In this issue of China Briefing, we discuss annual compliance requirements for foreign-invested enterprises, including wholly-foreign owned enterprises, joint ventures and foreign-invested commercial enterprises, as well as the less demanding requirements for representative offices.
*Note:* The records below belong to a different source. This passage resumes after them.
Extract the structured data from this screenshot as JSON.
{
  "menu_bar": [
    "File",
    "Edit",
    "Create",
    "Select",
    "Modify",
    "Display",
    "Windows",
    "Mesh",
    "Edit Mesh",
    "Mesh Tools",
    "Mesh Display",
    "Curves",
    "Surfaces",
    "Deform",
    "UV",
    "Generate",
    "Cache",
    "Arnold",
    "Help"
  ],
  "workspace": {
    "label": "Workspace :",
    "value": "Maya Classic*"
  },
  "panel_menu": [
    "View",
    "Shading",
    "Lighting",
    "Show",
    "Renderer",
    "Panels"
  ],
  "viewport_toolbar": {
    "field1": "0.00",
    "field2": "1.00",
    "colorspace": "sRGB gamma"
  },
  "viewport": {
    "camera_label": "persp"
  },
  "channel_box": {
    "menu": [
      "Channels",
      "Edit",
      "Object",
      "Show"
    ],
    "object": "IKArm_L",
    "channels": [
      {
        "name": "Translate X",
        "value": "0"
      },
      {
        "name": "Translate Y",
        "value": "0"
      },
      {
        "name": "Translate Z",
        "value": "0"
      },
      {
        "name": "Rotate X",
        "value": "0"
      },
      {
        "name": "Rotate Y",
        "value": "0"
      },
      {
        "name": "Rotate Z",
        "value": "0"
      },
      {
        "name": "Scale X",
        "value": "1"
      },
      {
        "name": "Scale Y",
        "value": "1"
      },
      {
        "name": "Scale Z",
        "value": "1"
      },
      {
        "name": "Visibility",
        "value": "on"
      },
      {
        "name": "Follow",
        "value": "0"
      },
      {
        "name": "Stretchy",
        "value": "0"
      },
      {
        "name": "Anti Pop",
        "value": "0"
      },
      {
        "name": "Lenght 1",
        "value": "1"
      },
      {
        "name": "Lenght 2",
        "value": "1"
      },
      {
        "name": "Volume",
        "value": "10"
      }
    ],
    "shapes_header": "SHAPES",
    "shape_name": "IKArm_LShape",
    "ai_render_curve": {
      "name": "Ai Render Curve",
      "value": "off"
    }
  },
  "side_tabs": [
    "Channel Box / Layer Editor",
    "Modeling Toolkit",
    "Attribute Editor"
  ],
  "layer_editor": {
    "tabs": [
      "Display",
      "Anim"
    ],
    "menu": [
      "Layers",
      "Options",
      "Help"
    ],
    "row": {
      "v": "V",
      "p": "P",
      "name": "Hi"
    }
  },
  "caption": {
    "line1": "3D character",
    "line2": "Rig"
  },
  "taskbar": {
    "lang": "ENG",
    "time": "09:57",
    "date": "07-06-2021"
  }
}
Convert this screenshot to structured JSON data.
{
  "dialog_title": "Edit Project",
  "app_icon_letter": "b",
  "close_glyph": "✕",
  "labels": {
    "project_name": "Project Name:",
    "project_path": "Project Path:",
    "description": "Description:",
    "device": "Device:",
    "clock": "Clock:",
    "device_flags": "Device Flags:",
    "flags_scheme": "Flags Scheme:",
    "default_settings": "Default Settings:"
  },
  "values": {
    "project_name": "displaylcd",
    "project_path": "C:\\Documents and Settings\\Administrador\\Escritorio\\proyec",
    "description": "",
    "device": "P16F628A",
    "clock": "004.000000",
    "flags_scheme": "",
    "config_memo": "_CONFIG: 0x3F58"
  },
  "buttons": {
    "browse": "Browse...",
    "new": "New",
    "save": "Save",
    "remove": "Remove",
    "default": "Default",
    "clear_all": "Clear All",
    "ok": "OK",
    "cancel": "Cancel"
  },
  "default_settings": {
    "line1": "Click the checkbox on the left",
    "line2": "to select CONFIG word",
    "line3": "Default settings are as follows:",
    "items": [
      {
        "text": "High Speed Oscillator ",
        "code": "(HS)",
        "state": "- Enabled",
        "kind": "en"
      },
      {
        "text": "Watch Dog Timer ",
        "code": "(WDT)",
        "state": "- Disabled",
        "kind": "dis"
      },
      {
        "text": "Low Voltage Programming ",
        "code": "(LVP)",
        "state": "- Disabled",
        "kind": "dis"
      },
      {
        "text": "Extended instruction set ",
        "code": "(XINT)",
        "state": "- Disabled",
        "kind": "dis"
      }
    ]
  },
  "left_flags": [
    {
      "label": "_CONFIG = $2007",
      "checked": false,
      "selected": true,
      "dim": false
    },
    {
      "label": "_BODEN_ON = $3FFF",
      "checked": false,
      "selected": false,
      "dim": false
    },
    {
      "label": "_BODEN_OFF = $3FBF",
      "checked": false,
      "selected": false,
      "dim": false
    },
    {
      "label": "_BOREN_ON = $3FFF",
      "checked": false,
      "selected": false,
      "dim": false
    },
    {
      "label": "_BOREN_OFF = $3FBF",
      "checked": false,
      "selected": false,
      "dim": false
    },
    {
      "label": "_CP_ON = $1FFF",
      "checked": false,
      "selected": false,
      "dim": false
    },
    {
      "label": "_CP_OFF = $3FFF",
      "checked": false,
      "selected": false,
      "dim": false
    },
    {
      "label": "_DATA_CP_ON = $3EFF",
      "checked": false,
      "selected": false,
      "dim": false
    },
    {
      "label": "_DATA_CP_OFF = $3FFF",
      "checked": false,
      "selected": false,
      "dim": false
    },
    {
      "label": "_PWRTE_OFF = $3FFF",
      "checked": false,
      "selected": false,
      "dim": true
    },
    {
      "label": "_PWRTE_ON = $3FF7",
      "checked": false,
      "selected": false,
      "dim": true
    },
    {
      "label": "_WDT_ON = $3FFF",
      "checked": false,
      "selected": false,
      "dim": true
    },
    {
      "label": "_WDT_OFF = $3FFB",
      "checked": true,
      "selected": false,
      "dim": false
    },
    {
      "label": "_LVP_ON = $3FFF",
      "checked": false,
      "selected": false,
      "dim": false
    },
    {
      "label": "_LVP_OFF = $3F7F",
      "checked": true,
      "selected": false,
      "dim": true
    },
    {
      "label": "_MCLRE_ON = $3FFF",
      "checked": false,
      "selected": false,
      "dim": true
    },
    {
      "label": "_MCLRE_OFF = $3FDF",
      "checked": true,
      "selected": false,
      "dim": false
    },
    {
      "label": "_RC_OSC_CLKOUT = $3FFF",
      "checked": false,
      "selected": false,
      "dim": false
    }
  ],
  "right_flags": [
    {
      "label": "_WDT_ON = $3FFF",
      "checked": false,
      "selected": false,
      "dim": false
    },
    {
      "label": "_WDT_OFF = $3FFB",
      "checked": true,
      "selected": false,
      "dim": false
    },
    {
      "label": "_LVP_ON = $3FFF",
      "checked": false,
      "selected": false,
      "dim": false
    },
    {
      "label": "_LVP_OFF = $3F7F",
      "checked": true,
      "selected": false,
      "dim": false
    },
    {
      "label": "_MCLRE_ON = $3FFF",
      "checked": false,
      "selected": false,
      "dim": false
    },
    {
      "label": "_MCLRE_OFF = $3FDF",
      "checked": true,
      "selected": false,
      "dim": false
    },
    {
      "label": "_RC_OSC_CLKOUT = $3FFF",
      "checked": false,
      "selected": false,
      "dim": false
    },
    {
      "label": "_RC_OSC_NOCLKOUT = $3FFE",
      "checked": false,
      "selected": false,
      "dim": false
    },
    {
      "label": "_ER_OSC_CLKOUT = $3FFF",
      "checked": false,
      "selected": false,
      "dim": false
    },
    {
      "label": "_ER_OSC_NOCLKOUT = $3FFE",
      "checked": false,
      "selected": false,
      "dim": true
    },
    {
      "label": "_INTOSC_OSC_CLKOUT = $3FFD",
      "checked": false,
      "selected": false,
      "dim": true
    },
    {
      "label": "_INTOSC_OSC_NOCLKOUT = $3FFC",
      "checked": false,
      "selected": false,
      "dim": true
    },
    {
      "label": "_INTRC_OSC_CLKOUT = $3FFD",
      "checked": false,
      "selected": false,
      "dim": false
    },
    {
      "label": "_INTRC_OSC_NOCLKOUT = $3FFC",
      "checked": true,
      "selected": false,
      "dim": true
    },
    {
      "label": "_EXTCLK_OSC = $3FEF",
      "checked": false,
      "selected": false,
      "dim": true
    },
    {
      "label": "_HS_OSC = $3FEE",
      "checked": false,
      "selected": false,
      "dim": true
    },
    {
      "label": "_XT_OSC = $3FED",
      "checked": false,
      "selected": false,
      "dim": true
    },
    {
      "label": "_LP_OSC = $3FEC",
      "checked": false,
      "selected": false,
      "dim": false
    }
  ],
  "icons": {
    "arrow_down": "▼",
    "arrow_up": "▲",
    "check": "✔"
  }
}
We also highlight the most recent tax and legal changes that will significantly influence the way companies do business in China in 2014.
China Releases Annual Report on Advance Pricing Arrangements
Establishing a VAT Monitoring System for China
Calculating Value-Added Tax in China
Guangzhou Implements Commercial Registration Reform